Talk:Philip Wylie

From Wikiquote
Jump to: navigation, search

Unsourced[edit]

Wikiquote no longer allows unsourced quotations, and they are in process of being removed from our pages (see Wikiquote:Limits on quotations); but if you can provide a reliable, precise and verifiable source for any quote on this list please move it to Philip Wylie. --Antiquary 18:04, 9 September 2009 (UTC)

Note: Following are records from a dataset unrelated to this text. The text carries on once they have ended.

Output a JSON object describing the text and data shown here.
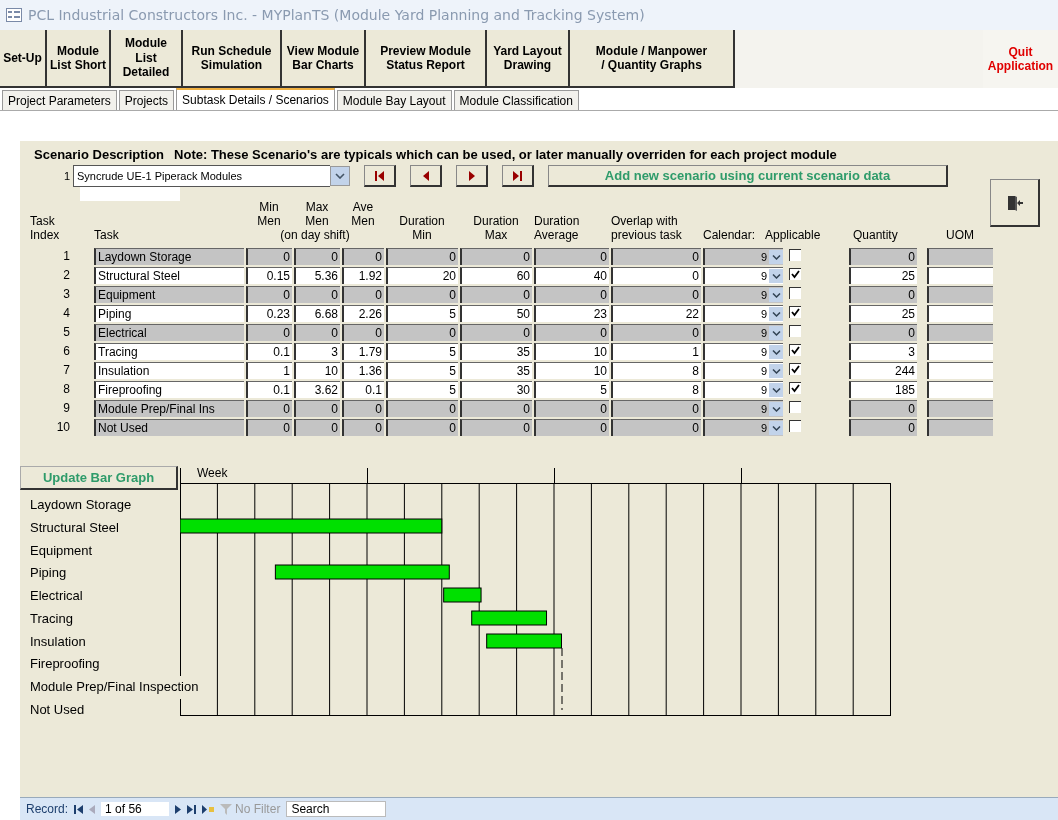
{
  "window": {
    "title": "PCL Industrial Constructors Inc. - MYPlanTS (Module Yard Planning and Tracking System)"
  },
  "toolbar": [
    {
      "label": "Set-Up",
      "kind": "normal"
    },
    {
      "label": "Module\nList  Short",
      "kind": "normal"
    },
    {
      "label": "Module List\nDetailed",
      "kind": "normal"
    },
    {
      "label": "Run Schedule\nSimulation",
      "kind": "normal"
    },
    {
      "label": "View Module\nBar Charts",
      "kind": "normal"
    },
    {
      "label": "Preview Module\nStatus Report",
      "kind": "normal"
    },
    {
      "label": "Yard Layout\nDrawing",
      "kind": "normal"
    },
    {
      "label": "Module / Manpower\n/ Quantity Graphs",
      "kind": "normal"
    },
    {
      "label": "Quit\nApplication",
      "kind": "quit"
    }
  ],
  "tabs": [
    {
      "label": "Project Parameters",
      "selected": false
    },
    {
      "label": "Projects",
      "selected": false
    },
    {
      "label": "Subtask Details / Scenarios",
      "selected": true
    },
    {
      "label": "Module Bay Layout",
      "selected": false
    },
    {
      "label": "Module Classification",
      "selected": false
    }
  ],
  "scenario": {
    "heading": "Scenario Description",
    "note": "Note: These Scenario's are typicals which can be used, or later manually overriden for each project module",
    "index": "1",
    "name": "Syncrude UE-1 Piperack Modules",
    "add_button": "Add new scenario using current scenario data"
  },
  "table": {
    "columns": [
      "Task\nIndex",
      "Task",
      "Min\nMen",
      "Max\nMen",
      "Ave\nMen",
      "Duration\nMin",
      "Duration\nMax",
      "Duration\nAverage",
      "Overlap with\nprevious task",
      "Calendar:",
      "Applicable",
      "Quantity",
      "UOM"
    ],
    "group_label": "(on day shift)",
    "rows": [
      {
        "index": "1",
        "task": "Laydown Storage",
        "min_men": "0",
        "max_men": "0",
        "ave_men": "0",
        "duration_min": "0",
        "duration_max": "0",
        "duration_average": "0",
        "overlap": "0",
        "calendar": "9",
        "applicable": false,
        "quantity": "0"
      },
      {
        "index": "2",
        "task": "Structural Steel",
        "min_men": "0.15",
        "max_men": "5.36",
        "ave_men": "1.92",
        "duration_min": "20",
        "duration_max": "60",
        "duration_average": "40",
        "overlap": "0",
        "calendar": "9",
        "applicable": true,
        "quantity": "25"
      },
      {
        "index": "3",
        "task": "Equipment",
        "min_men": "0",
        "max_men": "0",
        "ave_men": "0",
        "duration_min": "0",
        "duration_max": "0",
        "duration_average": "0",
        "overlap": "0",
        "calendar": "9",
        "applicable": false,
        "quantity": "0"
      },
      {
        "index": "4",
        "task": "Piping",
        "min_men": "0.23",
        "max_men": "6.68",
        "ave_men": "2.26",
        "duration_min": "5",
        "duration_max": "50",
        "duration_average": "23",
        "overlap": "22",
        "calendar": "9",
        "applicable": true,
        "quantity": "25"
      },
      {
        "index": "5",
        "task": "Electrical",
        "min_men": "0",
        "max_men": "0",
        "ave_men": "0",
        "duration_min": "0",
        "duration_max": "0",
        "duration_average": "0",
        "overlap": "0",
        "calendar": "9",
        "applicable": false,
        "quantity": "0"
      },
      {
        "index": "6",
        "task": "Tracing",
        "min_men": "0.1",
        "max_men": "3",
        "ave_men": "1.79",
        "duration_min": "5",
        "duration_max": "35",
        "duration_average": "10",
        "overlap": "1",
        "calendar": "9",
        "applicable": true,
        "quantity": "3"
      },
      {
        "index": "7",
        "task": "Insulation",
        "min_men": "1",
        "max_men": "10",
        "ave_men": "1.36",
        "duration_min": "5",
        "duration_max": "35",
        "duration_average": "10",
        "overlap": "8",
        "calendar": "9",
        "applicable": true,
        "quantity": "244"
      },
      {
        "index": "8",
        "task": "Fireproofing",
        "min_men": "0.1",
        "max_men": "3.62",
        "ave_men": "0.1",
        "duration_min": "5",
        "duration_max": "30",
        "duration_average": "5",
        "overlap": "8",
        "calendar": "9",
        "applicable": true,
        "quantity": "185"
      },
      {
        "index": "9",
        "task": "Module Prep/Final Ins",
        "min_men": "0",
        "max_men": "0",
        "ave_men": "0",
        "duration_min": "0",
        "duration_max": "0",
        "duration_average": "0",
        "overlap": "0",
        "calendar": "9",
        "applicable": false,
        "quantity": "0"
      },
      {
        "index": "10",
        "task": "Not Used",
        "min_men": "0",
        "max_men": "0",
        "ave_men": "0",
        "duration_min": "0",
        "duration_max": "0",
        "duration_average": "0",
        "overlap": "0",
        "calendar": "9",
        "applicable": false,
        "quantity": "0"
      }
    ]
  },
  "gantt": {
    "button": "Update Bar Graph",
    "axis_label": "Week",
    "labels": [
      "Laydown Storage",
      "Structural Steel",
      "Equipment",
      "Piping",
      "Electrical",
      "Tracing",
      "Insulation",
      "Fireproofing",
      "Module Prep/Final Inspection",
      "Not Used"
    ]
  },
  "record_nav": {
    "label": "Record:",
    "position": "1 of 56",
    "filter": "No Filter",
    "search": "Search"
  }
}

  • "Why worry about race? In a century, we'll all be tea-colored!" Tallahssee, Florida Unitarian Church 1958 (Church was burned a week later.)
  • 'God,' the saying might also read, "must hate the common people because he made them so common.'
  • Both constructs of the aphorism hold true. But, because it is an American convention to adore common people without restriction, I elect here to criticize them, as a lesson. A society which cannot criticize its masses is hamstrung—as ours is. For it is our American common people, and not the highly educated ones, who have chucked overboard the critical method and thereby cut loose the ship of state from its sounding machinery, its rudder, its glass, and its keel, leaving the whole business to drift where the blather of common men blows it.
  • Love of liberty is laudable and logically the chief political end of man, so long as it is hitched to responsibleness. Eighteenth century man, politically educated and understanding the major implications of what was going on in his environment, made a fairly responsible voter. Today, common man insists on his right to vote and insists, equally, on the right not to have to know what he is voting about. This folly is pitching all common men rapidly toward the rocks. The current war is a mere reef we are now grating over. What lies beyond may be the greater disaster.
  • There is no liberty for a man under any discipline except that which is self-imposed. The imposition of disciplines by the state is called fascism, or tyranny, by common man; and he hates it. By the same token, any nation which subscribes to liberty and then attempts to maintain a majority who have no discipline of themselves, is destined soon to be without freedom. Anarchy exists nowhere in nature. An ascetism, which is to say, a discipline, is imposed upon every living object by its environment and its instincts.
  • American liberty has been tentatively saved for the last few decades not by the self-discipline of its citizens but by their instincts, which have not yet been blunted quite enough to prevent the people from realizing imminent dangers at the eleventh hour. Twice, now, we have turned at the last moment and armed ourselves to prevent the discipline of ruthlessness—the next most powerful discipline to responsible liberty—from overthrowing us. This second time, we came within months, and perhaps even weeks, as a body of common men, of a position from which not even our instincts could have extricated us. It is not yet utterly certain that we have escaped, but the presumption is that we shall.
  • Our Protestant churches, and, even more especially, the Catholic Church, devote an incredible portion of their political energy—perhaps most of it—to interference with the sex mores of the great non-Protestant and non-Catholic minority. Such religious enterprises are therefore essentially fascistic and in no way democratic. But it is a fact that no law which runs counter to the exact letter of medieval Catholic dogma can be passed in any of our states, and if a sensible law infringes on the archaic attitudes of Protestantism, it cannot be offered in a state legislature.